LinkedIn Password Breach: Change Your Password Now

Yesterday we learnt a hacker posted 6.5 Million LinkedIn passwords onto a Russian forum. These passwords were weakly encrypted (that's an unsalted SHA-1 hash for the techies), which means the actual passwords can be recovered by the bad guys with very little technical ability.
Advice to LinkedIn Members
1. Change your LinkedIn Password Right Now
6.5 Million accounts may only be a portion of the total LinkedIn membership, and you may not consider your account as being affected because you have yet to receive a warning message from LinkedIn.  However in my view it is highly likely the bad guys will have ALL the LinkedIn account details and passwords for all LinkedIn users. So assume your account login (Email) and password is known by the bad guys, given this it is essential to change your LinkedIn password as soon as possible.

2. If your LinkedIn password is the same password you use on any other websites, Change Those Passwords
Most people use the same password on different websites simply because it is difficult to remember lots of different passwords on each website. The hackers know this and so target weaker protected websites like LinkedIn to obtain your username, email address and particularly your password. Then they try the same combinations to access higher protected and more valuable websites (money making opportunities for them) such as online banking, Email, Facebook, PayPal, Ebay etc.
The Problem with Website Passwords
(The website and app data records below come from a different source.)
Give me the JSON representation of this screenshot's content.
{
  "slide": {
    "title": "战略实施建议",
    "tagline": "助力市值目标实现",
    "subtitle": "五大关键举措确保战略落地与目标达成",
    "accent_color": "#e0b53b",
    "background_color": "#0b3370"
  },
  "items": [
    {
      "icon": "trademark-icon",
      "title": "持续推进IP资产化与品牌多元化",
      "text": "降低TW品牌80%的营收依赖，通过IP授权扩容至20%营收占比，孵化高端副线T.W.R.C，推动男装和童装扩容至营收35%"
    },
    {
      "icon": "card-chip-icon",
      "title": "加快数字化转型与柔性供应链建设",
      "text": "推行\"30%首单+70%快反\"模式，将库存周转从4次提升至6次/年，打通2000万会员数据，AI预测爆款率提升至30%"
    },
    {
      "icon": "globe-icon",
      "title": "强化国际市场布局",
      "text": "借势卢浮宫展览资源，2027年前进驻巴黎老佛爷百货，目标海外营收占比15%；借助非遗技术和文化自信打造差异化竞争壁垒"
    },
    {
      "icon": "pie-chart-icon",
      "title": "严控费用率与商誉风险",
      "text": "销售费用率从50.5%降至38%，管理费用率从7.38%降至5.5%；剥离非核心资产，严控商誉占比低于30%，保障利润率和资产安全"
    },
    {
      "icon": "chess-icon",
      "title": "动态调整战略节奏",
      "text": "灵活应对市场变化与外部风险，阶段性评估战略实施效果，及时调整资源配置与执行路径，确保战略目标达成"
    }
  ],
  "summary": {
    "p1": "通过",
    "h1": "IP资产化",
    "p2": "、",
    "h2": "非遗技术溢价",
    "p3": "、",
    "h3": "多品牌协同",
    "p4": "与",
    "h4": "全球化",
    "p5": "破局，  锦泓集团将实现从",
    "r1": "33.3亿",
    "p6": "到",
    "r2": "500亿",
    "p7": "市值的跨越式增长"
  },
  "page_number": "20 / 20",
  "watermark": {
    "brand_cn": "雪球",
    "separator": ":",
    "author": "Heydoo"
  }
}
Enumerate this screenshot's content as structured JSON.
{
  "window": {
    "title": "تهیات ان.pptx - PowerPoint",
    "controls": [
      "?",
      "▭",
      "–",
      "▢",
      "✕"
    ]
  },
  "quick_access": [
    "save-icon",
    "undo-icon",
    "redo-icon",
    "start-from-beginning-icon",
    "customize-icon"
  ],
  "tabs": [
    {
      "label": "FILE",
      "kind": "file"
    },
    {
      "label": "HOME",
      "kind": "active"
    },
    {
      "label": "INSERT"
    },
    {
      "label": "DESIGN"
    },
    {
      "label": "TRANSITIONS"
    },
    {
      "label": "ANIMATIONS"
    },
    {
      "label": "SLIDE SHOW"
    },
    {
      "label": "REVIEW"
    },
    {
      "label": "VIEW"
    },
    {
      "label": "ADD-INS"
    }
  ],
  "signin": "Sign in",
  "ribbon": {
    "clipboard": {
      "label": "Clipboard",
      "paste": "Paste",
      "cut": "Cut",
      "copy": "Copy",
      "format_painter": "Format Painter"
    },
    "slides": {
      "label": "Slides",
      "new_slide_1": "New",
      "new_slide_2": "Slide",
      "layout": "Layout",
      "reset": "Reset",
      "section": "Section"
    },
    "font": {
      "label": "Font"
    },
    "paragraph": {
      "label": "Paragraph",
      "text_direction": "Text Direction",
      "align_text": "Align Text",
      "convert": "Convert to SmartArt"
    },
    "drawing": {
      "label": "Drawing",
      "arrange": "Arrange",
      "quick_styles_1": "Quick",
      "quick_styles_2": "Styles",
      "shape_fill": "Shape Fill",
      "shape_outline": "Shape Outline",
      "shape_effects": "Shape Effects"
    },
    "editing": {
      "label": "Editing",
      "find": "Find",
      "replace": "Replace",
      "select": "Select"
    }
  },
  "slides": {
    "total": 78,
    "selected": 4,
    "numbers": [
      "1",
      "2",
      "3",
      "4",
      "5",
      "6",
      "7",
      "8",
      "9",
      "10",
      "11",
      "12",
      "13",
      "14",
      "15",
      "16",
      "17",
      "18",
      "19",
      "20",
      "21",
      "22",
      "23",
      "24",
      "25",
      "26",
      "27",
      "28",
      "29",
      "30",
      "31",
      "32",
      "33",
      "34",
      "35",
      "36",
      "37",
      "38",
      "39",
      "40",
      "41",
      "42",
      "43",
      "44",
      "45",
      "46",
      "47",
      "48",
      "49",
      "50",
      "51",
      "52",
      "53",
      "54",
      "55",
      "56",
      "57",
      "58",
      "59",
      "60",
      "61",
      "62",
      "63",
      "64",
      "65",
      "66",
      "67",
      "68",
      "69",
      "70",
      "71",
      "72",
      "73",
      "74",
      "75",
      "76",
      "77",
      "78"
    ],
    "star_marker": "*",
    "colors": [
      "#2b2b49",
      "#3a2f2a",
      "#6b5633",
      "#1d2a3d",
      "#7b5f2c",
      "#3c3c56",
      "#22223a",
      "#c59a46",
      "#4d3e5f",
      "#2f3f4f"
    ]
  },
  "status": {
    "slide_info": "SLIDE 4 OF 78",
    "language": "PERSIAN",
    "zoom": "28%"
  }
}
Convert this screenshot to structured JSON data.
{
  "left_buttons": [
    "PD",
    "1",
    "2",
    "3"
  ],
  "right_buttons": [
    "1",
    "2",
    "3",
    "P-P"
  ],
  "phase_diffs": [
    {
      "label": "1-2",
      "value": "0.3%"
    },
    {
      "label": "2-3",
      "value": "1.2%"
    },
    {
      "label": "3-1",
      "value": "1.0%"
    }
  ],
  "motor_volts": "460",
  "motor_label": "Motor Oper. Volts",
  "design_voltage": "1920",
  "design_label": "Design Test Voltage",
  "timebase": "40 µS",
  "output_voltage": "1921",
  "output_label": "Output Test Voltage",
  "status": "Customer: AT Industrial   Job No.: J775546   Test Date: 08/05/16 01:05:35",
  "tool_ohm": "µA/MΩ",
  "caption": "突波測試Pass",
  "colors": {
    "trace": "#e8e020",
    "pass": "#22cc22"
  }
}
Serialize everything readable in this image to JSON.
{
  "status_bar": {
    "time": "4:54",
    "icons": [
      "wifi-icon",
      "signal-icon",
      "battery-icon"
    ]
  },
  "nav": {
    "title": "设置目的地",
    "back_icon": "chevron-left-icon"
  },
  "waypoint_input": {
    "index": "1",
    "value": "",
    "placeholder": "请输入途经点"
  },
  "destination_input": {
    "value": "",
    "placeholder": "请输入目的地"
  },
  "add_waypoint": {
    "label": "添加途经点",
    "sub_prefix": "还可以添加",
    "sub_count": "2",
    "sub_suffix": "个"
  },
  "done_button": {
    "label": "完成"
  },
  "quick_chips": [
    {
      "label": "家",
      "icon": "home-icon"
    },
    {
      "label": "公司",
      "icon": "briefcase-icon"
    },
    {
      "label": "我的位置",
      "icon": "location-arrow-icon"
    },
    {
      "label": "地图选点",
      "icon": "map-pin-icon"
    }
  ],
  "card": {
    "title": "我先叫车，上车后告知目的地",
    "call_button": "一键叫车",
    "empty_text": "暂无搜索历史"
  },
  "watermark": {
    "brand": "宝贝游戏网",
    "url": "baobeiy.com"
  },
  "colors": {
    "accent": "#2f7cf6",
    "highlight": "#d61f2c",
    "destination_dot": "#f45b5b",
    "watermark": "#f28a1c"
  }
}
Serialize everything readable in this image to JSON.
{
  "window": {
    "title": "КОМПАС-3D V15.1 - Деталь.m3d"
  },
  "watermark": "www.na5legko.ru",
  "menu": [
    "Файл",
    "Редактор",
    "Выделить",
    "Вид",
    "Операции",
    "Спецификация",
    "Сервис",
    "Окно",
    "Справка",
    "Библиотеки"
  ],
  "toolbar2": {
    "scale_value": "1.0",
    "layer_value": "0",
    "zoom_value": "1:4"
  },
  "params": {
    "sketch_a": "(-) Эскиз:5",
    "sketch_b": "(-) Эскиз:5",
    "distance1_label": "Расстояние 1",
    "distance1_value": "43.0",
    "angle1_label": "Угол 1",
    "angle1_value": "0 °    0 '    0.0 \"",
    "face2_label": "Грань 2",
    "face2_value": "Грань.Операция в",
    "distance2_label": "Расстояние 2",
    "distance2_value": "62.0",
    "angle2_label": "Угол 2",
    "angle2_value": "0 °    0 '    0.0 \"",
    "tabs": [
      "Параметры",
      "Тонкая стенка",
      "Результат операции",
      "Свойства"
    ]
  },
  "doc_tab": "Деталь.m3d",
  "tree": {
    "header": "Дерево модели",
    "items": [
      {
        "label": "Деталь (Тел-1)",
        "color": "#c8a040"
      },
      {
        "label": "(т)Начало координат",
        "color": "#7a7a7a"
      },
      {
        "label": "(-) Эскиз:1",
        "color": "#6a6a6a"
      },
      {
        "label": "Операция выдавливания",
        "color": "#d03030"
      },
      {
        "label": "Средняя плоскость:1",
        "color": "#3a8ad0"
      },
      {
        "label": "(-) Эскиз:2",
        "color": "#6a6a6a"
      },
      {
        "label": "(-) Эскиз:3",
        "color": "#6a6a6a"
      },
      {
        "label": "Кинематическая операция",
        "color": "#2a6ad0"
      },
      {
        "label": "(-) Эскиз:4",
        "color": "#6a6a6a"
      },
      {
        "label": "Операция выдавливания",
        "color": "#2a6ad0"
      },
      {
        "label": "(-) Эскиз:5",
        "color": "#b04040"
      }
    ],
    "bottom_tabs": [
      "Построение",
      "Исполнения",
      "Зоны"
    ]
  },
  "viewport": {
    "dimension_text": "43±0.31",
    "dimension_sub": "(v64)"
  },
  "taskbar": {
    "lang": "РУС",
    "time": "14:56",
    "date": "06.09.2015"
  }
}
3. Assume all your LinkedIn Personal Details as Compromised
If the hackers can obtain the password field within the database, it is safe to assume they will have harvested all the other unprotected fields in the database as well, which unfortunately will include a full profile of your personal information. LinkedIn aren't the the first website to neglect security and lose your personal information to hackers, and they won't be the last. So always be cautious of criminals trying to use your personal information against you, typically they try to make money from it.  This can manifest as identify theft or as an elaborately personalised phishing Email, always be suspicious and be cautious of non-face-to-face (Email/Phone) communications, and check your finical transaction statements for signs of foul play on a regular basis.